An urgent, informed, intimate condemnation of the Canadian state and its failure to deliver justice to Indigenous people by national bestselling author and former Crown prosecutor Harold R. Johnson.
"The night of the decision in the Gerald Stanley trial for the murder of Colten Boushie, I received a text message from a retired provincial court judge. He was feeling ashamed for his time in a system that was so badly tilted. I too feel this way about my time as both defence counsel and as a Crown prosecutor; that I didn't have the courage to stand up in the court room and shout 'Enough is enough.' This book is my act of taking responsibility for what I did, for my actions and inactions." --Harold R. Johnson
In early 2018, the failures of Canada's justice system were sharply and painfully revealed in the verdicts issued in the deaths of Colten Boushie and Tina Fontaine. The outrage and confusion that followed those verdicts inspired former Crown prosecutor and bestselling author Harold R. Johnson to make the case against Canada for its failure to fulfill its duty under Treaty to effectively deliver justice to Indigenous people, worsening the situation and ensuring long-term damage to Indigenous communities.
In this direct, concise, and essential volume, Harold R. Johnson examines the justice system's failures to deliver "peace and good order" to Indigenous people. He explores the part that he understands himself to have played in that mismanagement, drawing on insights he has gained from the experience; insights into the roots and immediate effects of how the justice system has failed Indigenous people, in all the communities in which they live; and insights into the struggle for peace and good order for Indigenous people now.
About the Author:

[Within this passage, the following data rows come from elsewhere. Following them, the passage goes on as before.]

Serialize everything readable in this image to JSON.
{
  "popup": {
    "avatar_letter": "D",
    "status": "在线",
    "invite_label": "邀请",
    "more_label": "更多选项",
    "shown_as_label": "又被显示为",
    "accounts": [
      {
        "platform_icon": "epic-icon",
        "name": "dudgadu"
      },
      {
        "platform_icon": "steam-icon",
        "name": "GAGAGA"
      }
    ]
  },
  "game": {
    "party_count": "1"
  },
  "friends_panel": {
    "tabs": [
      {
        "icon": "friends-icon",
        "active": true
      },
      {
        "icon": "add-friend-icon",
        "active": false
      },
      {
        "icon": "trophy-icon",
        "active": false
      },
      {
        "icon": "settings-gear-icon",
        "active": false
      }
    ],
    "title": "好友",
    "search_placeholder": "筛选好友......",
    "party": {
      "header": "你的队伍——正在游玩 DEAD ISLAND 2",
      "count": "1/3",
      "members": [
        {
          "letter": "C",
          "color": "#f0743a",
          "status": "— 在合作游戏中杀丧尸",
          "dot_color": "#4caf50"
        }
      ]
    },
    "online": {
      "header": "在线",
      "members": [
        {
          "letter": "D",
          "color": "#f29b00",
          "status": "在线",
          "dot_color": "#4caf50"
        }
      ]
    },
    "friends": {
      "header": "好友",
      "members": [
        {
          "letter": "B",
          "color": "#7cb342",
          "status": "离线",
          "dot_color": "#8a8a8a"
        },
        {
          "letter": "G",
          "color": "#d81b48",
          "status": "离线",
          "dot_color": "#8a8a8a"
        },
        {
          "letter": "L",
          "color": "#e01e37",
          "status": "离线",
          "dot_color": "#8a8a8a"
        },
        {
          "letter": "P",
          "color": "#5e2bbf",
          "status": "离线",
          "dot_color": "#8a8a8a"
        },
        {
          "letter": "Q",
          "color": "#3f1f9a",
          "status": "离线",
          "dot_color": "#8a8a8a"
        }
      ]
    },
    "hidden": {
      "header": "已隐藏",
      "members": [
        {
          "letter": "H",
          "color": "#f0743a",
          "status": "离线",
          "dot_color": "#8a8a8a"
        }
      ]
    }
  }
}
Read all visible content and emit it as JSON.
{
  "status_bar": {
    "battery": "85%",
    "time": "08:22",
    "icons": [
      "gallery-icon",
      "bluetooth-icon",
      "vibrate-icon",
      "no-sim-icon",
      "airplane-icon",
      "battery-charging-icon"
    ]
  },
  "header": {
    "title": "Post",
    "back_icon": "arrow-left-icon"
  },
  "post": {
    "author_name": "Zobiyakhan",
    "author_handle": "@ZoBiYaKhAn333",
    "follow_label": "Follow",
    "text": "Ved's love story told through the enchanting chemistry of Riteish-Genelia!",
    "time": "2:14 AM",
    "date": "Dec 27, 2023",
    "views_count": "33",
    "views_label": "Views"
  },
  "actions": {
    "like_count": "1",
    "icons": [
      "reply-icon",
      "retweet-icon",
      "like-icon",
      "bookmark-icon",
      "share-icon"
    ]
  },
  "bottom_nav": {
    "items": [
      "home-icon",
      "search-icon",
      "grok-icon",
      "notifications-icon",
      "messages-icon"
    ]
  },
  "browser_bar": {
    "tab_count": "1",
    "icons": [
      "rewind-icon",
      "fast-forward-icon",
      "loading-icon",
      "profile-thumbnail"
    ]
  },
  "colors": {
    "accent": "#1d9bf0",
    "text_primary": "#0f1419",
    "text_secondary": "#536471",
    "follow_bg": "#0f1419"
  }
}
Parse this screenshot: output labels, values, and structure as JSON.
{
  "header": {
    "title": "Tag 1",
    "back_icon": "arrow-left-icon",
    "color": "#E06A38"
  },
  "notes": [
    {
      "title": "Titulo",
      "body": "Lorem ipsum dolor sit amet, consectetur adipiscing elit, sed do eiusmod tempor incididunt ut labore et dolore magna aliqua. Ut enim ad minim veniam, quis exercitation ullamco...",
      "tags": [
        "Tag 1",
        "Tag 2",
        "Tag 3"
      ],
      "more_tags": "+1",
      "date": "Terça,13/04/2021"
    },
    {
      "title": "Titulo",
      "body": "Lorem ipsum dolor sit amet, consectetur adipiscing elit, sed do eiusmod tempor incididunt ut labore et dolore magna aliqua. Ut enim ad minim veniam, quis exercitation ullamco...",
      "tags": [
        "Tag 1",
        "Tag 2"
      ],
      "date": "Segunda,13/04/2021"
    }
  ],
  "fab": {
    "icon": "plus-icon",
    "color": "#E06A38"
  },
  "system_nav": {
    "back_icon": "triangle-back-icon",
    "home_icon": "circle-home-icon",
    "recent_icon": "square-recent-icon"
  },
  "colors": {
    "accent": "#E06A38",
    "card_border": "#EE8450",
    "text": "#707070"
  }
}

Harold R. Johnson was the author of five works of fiction and five works of nonfiction, including Firewater: How Alcohol Is Killing My People (and Yours), which was a finalist for the Governor General's Literary Award for Nonfiction. Born and raised in northern Saskatchewan to a Swedish father and a Cree mother, Johnson served in the Canadian Navy and was a miner, logger, mechanic, trapper, fisherman, tree planter, and heavy-equipment operator. He was a graduate of Harvard Law School and managed a private practice for several years before becoming a Crown prosecutor. Johnson was a member of the Montreal Lake Cree Nation. He retired from the practice of law and wrote full time until his death in 2022.